Here are a few previews of something I am right now working on. These little images are painted with acrylics on a canvas board, and they are tiny (the gift box one is about 1.5x1.5 inches)! And let me tell you something - you never know quite how obsessive-compulsive you really are until you start painting details on that scale and being absolutely determined to get every infinitessimally small piece just right. Now I've always had a touch of the old OCD - I pretty much think that anyone who makes things with their hands is somewhere on that spectrum - but painting in miniature with a #2 brush when you really need a #1 but were too cheap to buy the full size range in the store? That takes a special kind of relationship with repetitive movements. I apparently have that relationship. I would go so far as to call it love.
January 10, 2007
My excitement at having cutely altered a piece of otherwise useless clothing is only marginally tempered by the fact that what I've made is intensely unseasonable. Because: summer=yay! While: winter=boo. With that in mind, I give you my old too-short shorts (seriously, I can't believe I ever wore these. Ah, the carefree leg exposure of college!) now made into a reasonably short frilly skirt. The ruffle is made out of some pinstripe fabric from a pair of pants sent to Misha by his grandmother who described them as "knockabout trousers." Neither of us are quite sure what knockabout trousers are, but now I can safely say that they have been knocked about into becoming parts of an apron, and part of this skirt. And there's plenty more knocking about where that came from!
January 6, 2007
This is what the table looks like from her perspective... before she actually gets to it of course. Daddy's lovingly formed pancake letters didn't last three seconds before being devoured.

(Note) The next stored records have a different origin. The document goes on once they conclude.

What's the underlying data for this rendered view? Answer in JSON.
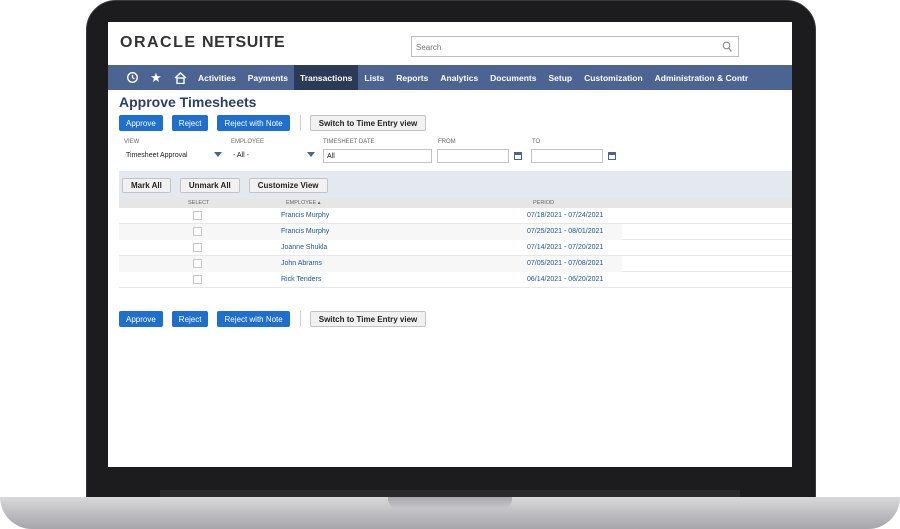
{
  "header": {
    "logo_oracle": "ORACLE",
    "logo_netsuite": "NETSUITE",
    "search_placeholder": "Search",
    "search_icon": "magnifier"
  },
  "nav": {
    "icons": [
      "history-icon",
      "star-icon",
      "home-icon"
    ],
    "items": [
      "Activities",
      "Payments",
      "Transactions",
      "Lists",
      "Reports",
      "Analytics",
      "Documents",
      "Setup",
      "Customization",
      "Administration & Contr"
    ],
    "active": "Transactions",
    "bg_color": "#4b6491",
    "active_color": "#2b3b57"
  },
  "page": {
    "title": "Approve Timesheets",
    "buttons": {
      "approve": "Approve",
      "reject": "Reject",
      "reject_with_note": "Reject with Note",
      "switch_view": "Switch to Time Entry view"
    }
  },
  "filters": {
    "view_label": "VIEW",
    "view_value": "Timesheet Approval",
    "employee_label": "EMPLOYEE",
    "employee_value": "- All -",
    "date_label": "TIMESHEET DATE",
    "date_value": "All",
    "from_label": "FROM",
    "from_value": "",
    "to_label": "TO",
    "to_value": ""
  },
  "list": {
    "mark_all": "Mark All",
    "unmark_all": "Unmark All",
    "customize_view": "Customize View",
    "columns": {
      "select": "SELECT",
      "employee": "EMPLOYEE ▴",
      "period": "PERIOD"
    },
    "rows": [
      {
        "employee": "Francis Murphy",
        "period": "07/18/2021 - 07/24/2021"
      },
      {
        "employee": "Francis Murphy",
        "period": "07/25/2021 - 08/01/2021"
      },
      {
        "employee": "Joanne Shukla",
        "period": "07/14/2021 - 07/20/2021"
      },
      {
        "employee": "John Abrams",
        "period": "07/05/2021 - 07/08/2021"
      },
      {
        "employee": "Rick Tenders",
        "period": "06/14/2021 - 06/20/2021"
      }
    ]
  },
  "colors": {
    "accent_blue": "#1f6fd0",
    "title_color": "#2c4166",
    "link_color": "#22569a"
  }
}
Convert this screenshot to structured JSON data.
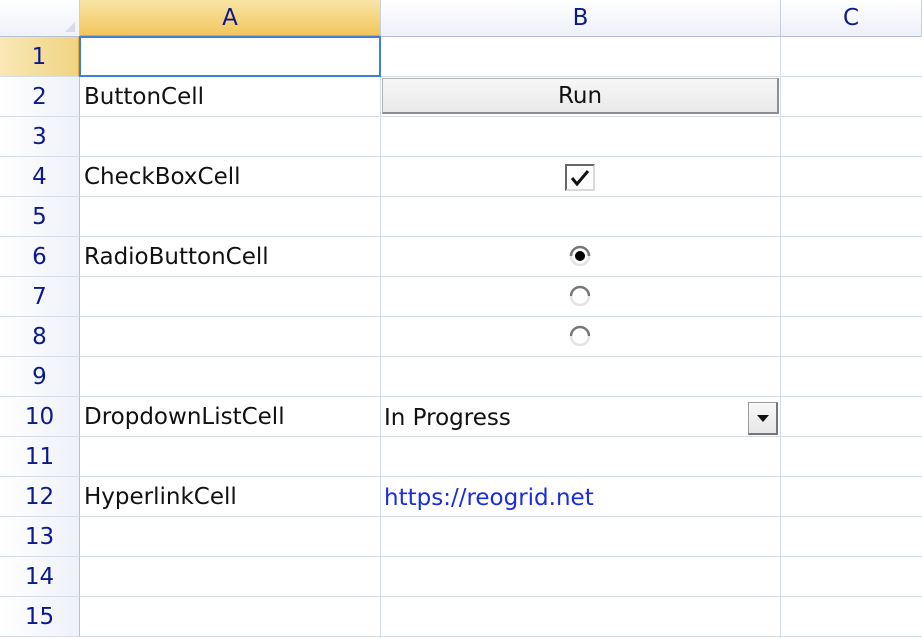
{
  "columns": [
    "A",
    "B",
    "C"
  ],
  "rows": [
    "1",
    "2",
    "3",
    "4",
    "5",
    "6",
    "7",
    "8",
    "9",
    "10",
    "11",
    "12",
    "13",
    "14",
    "15"
  ],
  "cells": {
    "a2": "ButtonCell",
    "a4": "CheckBoxCell",
    "a6": "RadioButtonCell",
    "a10": "DropdownListCell",
    "a12": "HyperlinkCell"
  },
  "button": {
    "label": "Run"
  },
  "checkbox": {
    "checked": true
  },
  "radios": [
    {
      "row": "6",
      "checked": true
    },
    {
      "row": "7",
      "checked": false
    },
    {
      "row": "8",
      "checked": false
    }
  ],
  "dropdown": {
    "value": "In Progress"
  },
  "hyperlink": {
    "text": "https://reogrid.net"
  },
  "colors": {
    "header_text": "#0a1a8c",
    "selection": "#3f7fd9",
    "active_header": "#f2c65c",
    "link": "#1a2ce0"
  },
  "icons": [
    "corner-select-icon",
    "checkmark-icon",
    "radio-dot-icon",
    "dropdown-arrow-icon"
  ]
}
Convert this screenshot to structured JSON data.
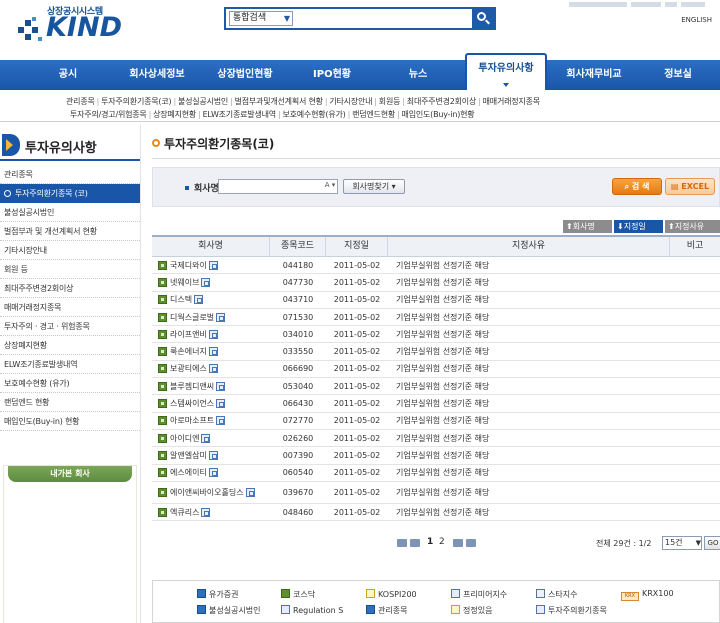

Of course, no morning is complete without some creating. Lara has recently taken to turning our kitchen into various art installations. Here is one of tupperware. Am I wrong, or is there a real eye to the way they are scattered? Ah, modern art of dischord - it makes everything look intentional and non-chaotic.